#### [Task brief]
An exact copy of all the data below is required.

#### [Extracted material]
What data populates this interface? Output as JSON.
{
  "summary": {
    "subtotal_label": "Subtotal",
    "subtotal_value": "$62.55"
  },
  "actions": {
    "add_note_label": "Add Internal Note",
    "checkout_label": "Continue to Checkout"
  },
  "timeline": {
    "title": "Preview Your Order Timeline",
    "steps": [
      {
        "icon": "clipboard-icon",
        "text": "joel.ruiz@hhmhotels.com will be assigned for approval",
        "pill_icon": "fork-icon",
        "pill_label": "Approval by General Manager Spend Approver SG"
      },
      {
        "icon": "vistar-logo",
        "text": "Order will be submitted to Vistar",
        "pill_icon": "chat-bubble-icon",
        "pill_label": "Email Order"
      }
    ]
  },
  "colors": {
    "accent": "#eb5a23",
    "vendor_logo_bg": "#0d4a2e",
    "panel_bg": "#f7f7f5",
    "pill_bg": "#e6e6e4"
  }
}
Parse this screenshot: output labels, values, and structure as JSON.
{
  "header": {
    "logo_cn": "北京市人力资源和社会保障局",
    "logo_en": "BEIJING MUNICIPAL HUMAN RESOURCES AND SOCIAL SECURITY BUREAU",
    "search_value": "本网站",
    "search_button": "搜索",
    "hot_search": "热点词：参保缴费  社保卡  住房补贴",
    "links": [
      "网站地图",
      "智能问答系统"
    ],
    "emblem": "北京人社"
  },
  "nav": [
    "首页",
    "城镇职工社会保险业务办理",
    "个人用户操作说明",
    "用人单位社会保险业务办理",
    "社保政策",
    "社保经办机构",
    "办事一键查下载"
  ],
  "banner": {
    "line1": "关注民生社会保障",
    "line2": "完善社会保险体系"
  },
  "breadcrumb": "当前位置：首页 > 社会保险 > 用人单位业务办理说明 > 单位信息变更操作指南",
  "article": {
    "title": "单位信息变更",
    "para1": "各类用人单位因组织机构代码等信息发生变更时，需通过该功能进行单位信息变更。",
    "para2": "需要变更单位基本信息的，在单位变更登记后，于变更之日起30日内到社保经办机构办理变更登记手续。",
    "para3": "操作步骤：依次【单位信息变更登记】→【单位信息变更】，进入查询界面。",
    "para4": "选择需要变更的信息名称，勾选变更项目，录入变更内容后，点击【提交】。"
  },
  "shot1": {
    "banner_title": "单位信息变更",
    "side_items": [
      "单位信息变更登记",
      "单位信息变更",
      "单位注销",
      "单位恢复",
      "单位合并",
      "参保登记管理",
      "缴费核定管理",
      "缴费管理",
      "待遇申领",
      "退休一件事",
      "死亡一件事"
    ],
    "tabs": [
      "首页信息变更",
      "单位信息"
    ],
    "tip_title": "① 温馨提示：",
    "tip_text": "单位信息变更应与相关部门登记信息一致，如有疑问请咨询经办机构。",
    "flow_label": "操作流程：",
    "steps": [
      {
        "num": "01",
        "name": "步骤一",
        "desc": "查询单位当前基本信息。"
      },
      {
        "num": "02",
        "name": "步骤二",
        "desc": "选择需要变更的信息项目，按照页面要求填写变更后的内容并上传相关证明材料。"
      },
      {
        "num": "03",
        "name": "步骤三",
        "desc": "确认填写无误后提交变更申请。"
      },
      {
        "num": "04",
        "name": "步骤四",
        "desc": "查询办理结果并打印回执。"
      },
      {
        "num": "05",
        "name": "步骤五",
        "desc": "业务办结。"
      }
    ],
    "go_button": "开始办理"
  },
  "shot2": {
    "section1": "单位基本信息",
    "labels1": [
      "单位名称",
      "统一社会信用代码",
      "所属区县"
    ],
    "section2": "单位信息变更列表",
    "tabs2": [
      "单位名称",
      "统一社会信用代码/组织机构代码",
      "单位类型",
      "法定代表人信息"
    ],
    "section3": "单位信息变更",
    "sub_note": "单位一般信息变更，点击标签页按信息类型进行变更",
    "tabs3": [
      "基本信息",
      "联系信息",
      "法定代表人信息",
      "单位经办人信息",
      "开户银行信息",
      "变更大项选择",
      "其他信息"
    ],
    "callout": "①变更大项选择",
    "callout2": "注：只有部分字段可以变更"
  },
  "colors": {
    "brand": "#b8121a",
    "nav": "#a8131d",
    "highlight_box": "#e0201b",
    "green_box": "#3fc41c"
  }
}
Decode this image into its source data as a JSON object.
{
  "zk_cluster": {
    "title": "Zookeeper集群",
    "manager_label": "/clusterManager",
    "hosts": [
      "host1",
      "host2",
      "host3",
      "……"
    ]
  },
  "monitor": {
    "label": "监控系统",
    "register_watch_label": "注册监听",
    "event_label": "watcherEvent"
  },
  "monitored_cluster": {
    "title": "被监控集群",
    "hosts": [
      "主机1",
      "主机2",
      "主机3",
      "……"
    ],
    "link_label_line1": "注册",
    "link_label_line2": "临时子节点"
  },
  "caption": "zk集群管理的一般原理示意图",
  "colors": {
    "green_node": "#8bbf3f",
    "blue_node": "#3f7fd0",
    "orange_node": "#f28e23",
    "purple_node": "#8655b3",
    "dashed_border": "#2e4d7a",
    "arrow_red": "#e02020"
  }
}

#### [Answer area]
What data populates this interface? Output as JSON.
{
  "summary": {
    "subtotal_label": "Subtotal",
    "subtotal_value": "$62.55"
  },
  "actions": {
    "add_note_label": "Add Internal Note",
    "checkout_label": "Continue to Checkout"
  },
  "timeline": {
    "title": "Preview Your Order Timeline",
    "steps": [
      {
        "icon": "clipboard-icon",
        "text": "joel.ruiz@hhmhotels.com will be assigned for approval",
        "pill_icon": "fork-icon",
        "pill_label": "Approval by General Manager Spend Approver SG"
      },
      {
        "icon": "vistar-logo",
        "text": "Order will be submitted to Vistar",
        "pill_icon": "chat-bubble-icon",
        "pill_label": "Email Order"
      }
    ]
  },
  "colors": {
    "accent": "#eb5a23",
    "vendor_logo_bg": "#0d4a2e",
    "panel_bg": "#f7f7f5",
    "pill_bg": "#e6e6e4"
  }
}
Parse this screenshot: output labels, values, and structure as JSON.
{
  "header": {
    "logo_cn": "北京市人力资源和社会保障局",
    "logo_en": "BEIJING MUNICIPAL HUMAN RESOURCES AND SOCIAL SECURITY BUREAU",
    "search_value": "本网站",
    "search_button": "搜索",
    "hot_search": "热点词：参保缴费  社保卡  住房补贴",
    "links": [
      "网站地图",
      "智能问答系统"
    ],
    "emblem": "北京人社"
  },
  "nav": [
    "首页",
    "城镇职工社会保险业务办理",
    "个人用户操作说明",
    "用人单位社会保险业务办理",
    "社保政策",
    "社保经办机构",
    "办事一键查下载"
  ],
  "banner": {
    "line1": "关注民生社会保障",
    "line2": "完善社会保险体系"
  },
  "breadcrumb": "当前位置：首页 > 社会保险 > 用人单位业务办理说明 > 单位信息变更操作指南",
  "article": {
    "title": "单位信息变更",
    "para1": "各类用人单位因组织机构代码等信息发生变更时，需通过该功能进行单位信息变更。",
    "para2": "需要变更单位基本信息的，在单位变更登记后，于变更之日起30日内到社保经办机构办理变更登记手续。",
    "para3": "操作步骤：依次【单位信息变更登记】→【单位信息变更】，进入查询界面。",
    "para4": "选择需要变更的信息名称，勾选变更项目，录入变更内容后，点击【提交】。"
  },
  "shot1": {
    "banner_title": "单位信息变更",
    "side_items": [
      "单位信息变更登记",
      "单位信息变更",
      "单位注销",
      "单位恢复",
      "单位合并",
      "参保登记管理",
      "缴费核定管理",
      "缴费管理",
      "待遇申领",
      "退休一件事",
      "死亡一件事"
    ],
    "tabs": [
      "首页信息变更",
      "单位信息"
    ],
    "tip_title": "① 温馨提示：",
    "tip_text": "单位信息变更应与相关部门登记信息一致，如有疑问请咨询经办机构。",
    "flow_label": "操作流程：",
    "steps": [
      {
        "num": "01",
        "name": "步骤一",
        "desc": "查询单位当前基本信息。"
      },
      {
        "num": "02",
        "name": "步骤二",
        "desc": "选择需要变更的信息项目，按照页面要求填写变更后的内容并上传相关证明材料。"
      },
      {
        "num": "03",
        "name": "步骤三",
        "desc": "确认填写无误后提交变更申请。"
      },
      {
        "num": "04",
        "name": "步骤四",
        "desc": "查询办理结果并打印回执。"
      },
      {
        "num": "05",
        "name": "步骤五",
        "desc": "业务办结。"
      }
    ],
    "go_button": "开始办理"
  },
  "shot2": {
    "section1": "单位基本信息",
    "labels1": [
      "单位名称",
      "统一社会信用代码",
      "所属区县"
    ],
    "section2": "单位信息变更列表",
    "tabs2": [
      "单位名称",
      "统一社会信用代码/组织机构代码",
      "单位类型",
      "法定代表人信息"
    ],
    "section3": "单位信息变更",
    "sub_note": "单位一般信息变更，点击标签页按信息类型进行变更",
    "tabs3": [
      "基本信息",
      "联系信息",
      "法定代表人信息",
      "单位经办人信息",
      "开户银行信息",
      "变更大项选择",
      "其他信息"
    ],
    "callout": "①变更大项选择",
    "callout2": "注：只有部分字段可以变更"
  },
  "colors": {
    "brand": "#b8121a",
    "nav": "#a8131d",
    "highlight_box": "#e0201b",
    "green_box": "#3fc41c"
  }
}
Decode this image into its source data as a JSON object.
{
  "zk_cluster": {
    "title": "Zookeeper集群",
    "manager_label": "/clusterManager",
    "hosts": [
      "host1",
      "host2",
      "host3",
      "……"
    ]
  },
  "monitor": {
    "label": "监控系统",
    "register_watch_label": "注册监听",
    "event_label": "watcherEvent"
  },
  "monitored_cluster": {
    "title": "被监控集群",
    "hosts": [
      "主机1",
      "主机2",
      "主机3",
      "……"
    ],
    "link_label_line1": "注册",
    "link_label_line2": "临时子节点"
  },
  "caption": "zk集群管理的一般原理示意图",
  "colors": {
    "green_node": "#8bbf3f",
    "blue_node": "#3f7fd0",
    "orange_node": "#f28e23",
    "purple_node": "#8655b3",
    "dashed_border": "#2e4d7a",
    "arrow_red": "#e02020"
  }
}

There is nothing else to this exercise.